***** DATA SUPPLIED

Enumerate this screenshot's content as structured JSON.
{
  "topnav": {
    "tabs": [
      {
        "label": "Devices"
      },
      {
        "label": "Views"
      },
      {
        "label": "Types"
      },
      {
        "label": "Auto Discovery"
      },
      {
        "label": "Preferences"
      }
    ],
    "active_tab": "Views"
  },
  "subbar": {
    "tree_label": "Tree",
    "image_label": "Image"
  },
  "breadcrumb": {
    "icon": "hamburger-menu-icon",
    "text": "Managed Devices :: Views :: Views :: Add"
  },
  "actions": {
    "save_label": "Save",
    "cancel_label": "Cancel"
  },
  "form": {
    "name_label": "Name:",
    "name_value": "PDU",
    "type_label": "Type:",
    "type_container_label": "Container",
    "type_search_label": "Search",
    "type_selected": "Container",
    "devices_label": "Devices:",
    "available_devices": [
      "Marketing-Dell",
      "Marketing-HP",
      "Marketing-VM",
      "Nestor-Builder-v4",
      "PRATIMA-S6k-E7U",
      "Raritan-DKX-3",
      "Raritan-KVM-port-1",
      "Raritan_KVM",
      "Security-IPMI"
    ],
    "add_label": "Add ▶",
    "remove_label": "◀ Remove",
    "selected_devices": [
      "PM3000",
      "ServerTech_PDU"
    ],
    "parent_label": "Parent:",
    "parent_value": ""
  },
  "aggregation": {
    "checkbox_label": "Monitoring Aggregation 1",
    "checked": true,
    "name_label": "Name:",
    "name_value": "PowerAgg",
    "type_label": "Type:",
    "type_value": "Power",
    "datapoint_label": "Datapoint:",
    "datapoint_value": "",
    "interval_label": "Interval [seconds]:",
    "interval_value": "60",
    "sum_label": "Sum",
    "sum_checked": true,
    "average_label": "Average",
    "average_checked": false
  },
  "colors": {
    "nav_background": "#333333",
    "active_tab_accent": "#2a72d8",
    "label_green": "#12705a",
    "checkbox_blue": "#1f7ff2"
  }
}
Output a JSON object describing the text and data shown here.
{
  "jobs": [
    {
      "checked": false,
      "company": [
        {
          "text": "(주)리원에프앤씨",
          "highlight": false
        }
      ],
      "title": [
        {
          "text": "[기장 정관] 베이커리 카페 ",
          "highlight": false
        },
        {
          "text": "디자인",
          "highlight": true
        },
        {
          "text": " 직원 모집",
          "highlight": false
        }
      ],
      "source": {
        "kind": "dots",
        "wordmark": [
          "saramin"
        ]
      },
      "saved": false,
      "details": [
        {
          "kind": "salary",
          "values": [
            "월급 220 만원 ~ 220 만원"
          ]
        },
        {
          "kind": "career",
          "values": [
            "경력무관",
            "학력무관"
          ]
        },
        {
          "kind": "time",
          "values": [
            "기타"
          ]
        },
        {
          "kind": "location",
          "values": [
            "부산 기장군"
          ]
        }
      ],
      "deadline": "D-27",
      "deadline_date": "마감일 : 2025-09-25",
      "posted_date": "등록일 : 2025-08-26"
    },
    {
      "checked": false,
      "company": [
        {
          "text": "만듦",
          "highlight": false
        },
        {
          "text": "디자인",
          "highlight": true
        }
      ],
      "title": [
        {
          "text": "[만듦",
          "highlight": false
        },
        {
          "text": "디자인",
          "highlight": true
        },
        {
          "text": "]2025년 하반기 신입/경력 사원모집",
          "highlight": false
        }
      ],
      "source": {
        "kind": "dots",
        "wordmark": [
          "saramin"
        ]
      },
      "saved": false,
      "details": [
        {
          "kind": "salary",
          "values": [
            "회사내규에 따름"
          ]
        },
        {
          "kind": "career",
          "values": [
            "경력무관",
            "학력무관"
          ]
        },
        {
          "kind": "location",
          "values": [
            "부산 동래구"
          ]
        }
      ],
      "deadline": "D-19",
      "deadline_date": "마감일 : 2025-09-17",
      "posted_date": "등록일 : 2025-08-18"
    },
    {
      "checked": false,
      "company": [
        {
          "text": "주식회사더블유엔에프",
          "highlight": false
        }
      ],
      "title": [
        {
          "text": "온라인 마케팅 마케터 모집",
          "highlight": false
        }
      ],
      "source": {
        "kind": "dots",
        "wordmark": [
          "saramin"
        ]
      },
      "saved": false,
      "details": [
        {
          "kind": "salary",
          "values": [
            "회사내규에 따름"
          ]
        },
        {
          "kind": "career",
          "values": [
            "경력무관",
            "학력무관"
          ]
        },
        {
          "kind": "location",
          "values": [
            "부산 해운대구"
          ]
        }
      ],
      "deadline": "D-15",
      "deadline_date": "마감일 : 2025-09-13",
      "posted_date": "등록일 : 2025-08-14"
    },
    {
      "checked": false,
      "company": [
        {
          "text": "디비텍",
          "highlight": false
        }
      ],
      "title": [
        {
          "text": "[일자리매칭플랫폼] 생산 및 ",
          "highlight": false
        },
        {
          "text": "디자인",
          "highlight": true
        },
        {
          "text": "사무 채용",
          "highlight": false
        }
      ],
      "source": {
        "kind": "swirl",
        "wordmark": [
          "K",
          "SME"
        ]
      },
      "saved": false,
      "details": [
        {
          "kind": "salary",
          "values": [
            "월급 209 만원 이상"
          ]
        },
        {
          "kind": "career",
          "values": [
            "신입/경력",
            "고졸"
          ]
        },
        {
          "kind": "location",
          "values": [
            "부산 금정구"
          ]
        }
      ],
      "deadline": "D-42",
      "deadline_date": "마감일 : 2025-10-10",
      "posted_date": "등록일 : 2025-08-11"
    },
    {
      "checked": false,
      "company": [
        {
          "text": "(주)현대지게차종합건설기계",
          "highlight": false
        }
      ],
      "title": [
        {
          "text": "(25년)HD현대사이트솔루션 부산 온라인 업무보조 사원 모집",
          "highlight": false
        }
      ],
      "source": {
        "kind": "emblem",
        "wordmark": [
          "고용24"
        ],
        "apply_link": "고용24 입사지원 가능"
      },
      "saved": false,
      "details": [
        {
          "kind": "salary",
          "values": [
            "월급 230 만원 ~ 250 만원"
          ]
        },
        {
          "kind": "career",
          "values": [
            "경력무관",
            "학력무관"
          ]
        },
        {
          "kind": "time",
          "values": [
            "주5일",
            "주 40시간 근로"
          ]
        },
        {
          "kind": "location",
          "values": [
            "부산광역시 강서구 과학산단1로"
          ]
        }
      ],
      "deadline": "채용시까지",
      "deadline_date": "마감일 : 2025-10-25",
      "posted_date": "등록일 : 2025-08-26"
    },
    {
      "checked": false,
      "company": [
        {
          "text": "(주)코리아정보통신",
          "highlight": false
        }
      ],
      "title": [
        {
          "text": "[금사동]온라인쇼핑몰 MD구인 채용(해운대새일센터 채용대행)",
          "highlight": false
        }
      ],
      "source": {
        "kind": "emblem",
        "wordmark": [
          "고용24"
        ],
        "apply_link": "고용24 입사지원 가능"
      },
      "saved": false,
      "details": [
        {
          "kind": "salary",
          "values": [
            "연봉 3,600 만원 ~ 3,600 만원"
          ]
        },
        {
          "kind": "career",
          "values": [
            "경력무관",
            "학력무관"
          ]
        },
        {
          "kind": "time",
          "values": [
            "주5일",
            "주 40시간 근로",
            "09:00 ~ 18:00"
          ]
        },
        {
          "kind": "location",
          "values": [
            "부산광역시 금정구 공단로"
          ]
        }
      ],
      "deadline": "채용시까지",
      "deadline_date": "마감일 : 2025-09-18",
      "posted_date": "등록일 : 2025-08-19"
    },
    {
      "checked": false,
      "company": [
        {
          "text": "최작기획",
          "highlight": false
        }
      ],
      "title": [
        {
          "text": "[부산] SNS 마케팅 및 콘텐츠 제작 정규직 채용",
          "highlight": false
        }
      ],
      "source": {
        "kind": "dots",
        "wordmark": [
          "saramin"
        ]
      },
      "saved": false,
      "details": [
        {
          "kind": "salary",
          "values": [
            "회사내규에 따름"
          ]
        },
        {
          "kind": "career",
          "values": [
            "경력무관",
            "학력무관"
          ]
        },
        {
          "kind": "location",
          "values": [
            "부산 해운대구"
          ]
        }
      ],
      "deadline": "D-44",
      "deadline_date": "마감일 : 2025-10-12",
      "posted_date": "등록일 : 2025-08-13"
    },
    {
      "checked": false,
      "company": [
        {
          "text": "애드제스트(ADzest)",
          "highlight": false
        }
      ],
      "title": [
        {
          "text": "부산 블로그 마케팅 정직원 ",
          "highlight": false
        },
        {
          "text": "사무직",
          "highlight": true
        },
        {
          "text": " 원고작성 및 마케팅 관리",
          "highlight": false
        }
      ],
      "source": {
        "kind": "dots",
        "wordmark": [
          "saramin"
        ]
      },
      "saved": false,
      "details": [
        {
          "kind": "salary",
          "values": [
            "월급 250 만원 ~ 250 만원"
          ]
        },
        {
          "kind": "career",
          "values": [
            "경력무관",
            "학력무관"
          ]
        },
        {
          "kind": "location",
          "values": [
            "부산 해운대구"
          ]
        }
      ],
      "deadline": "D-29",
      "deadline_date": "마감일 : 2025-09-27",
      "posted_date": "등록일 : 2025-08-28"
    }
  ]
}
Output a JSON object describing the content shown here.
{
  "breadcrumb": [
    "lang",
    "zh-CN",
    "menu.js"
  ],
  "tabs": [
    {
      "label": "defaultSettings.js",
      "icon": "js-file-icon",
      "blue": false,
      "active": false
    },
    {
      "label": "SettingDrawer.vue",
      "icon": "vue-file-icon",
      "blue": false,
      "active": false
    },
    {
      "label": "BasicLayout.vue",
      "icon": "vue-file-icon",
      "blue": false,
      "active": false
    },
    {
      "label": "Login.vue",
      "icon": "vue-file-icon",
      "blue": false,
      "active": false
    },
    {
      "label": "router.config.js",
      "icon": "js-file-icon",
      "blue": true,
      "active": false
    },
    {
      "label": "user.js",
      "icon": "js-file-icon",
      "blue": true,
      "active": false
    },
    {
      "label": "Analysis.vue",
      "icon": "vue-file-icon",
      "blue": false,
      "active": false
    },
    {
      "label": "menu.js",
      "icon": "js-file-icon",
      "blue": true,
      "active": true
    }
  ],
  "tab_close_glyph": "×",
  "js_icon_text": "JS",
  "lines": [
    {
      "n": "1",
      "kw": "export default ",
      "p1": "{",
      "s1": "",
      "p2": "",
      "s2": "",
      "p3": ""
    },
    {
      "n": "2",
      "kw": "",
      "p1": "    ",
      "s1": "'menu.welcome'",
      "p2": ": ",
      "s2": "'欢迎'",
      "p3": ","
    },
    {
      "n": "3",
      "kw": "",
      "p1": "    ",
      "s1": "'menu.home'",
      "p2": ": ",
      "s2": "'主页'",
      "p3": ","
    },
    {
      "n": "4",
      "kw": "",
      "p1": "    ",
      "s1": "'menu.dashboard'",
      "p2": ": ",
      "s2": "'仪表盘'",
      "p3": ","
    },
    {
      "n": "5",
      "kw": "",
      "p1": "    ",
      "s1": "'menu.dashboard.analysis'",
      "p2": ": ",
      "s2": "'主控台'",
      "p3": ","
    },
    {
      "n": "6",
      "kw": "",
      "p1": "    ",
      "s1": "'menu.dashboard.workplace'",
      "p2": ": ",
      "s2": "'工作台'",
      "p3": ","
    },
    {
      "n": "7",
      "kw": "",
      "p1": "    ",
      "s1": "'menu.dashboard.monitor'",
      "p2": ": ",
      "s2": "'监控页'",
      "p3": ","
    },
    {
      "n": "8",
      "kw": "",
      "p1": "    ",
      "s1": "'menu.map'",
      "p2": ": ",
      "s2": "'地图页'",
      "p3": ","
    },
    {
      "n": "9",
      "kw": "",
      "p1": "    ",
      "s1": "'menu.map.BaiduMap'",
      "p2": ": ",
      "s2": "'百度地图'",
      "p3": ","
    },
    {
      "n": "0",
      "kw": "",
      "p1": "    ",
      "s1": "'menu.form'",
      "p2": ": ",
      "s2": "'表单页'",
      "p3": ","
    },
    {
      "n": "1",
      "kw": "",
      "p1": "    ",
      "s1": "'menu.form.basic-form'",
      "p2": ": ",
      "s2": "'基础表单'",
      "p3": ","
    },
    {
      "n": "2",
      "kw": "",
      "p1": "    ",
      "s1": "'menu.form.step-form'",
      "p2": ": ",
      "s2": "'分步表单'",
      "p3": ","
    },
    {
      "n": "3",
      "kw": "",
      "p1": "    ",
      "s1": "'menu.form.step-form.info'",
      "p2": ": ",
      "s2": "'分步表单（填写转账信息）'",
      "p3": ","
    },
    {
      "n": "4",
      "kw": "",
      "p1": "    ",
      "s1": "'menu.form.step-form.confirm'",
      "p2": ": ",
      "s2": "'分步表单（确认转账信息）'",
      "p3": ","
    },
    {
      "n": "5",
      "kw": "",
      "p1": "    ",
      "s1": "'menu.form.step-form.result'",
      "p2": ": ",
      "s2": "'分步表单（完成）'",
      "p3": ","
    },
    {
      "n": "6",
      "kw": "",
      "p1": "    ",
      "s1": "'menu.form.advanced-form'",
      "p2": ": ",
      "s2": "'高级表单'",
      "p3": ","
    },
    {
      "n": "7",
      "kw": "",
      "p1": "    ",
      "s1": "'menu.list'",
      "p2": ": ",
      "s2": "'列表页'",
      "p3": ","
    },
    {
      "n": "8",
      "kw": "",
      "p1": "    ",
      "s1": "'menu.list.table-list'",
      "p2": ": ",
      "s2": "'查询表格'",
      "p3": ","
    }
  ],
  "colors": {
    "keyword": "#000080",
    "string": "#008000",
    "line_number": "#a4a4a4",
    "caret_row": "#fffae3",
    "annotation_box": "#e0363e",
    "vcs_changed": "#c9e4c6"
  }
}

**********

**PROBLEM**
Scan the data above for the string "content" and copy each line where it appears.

**RESPONSE TO THIS EXERCISE**
Enumerate this screenshot's content as structured JSON.
Output a JSON object describing the content shown here.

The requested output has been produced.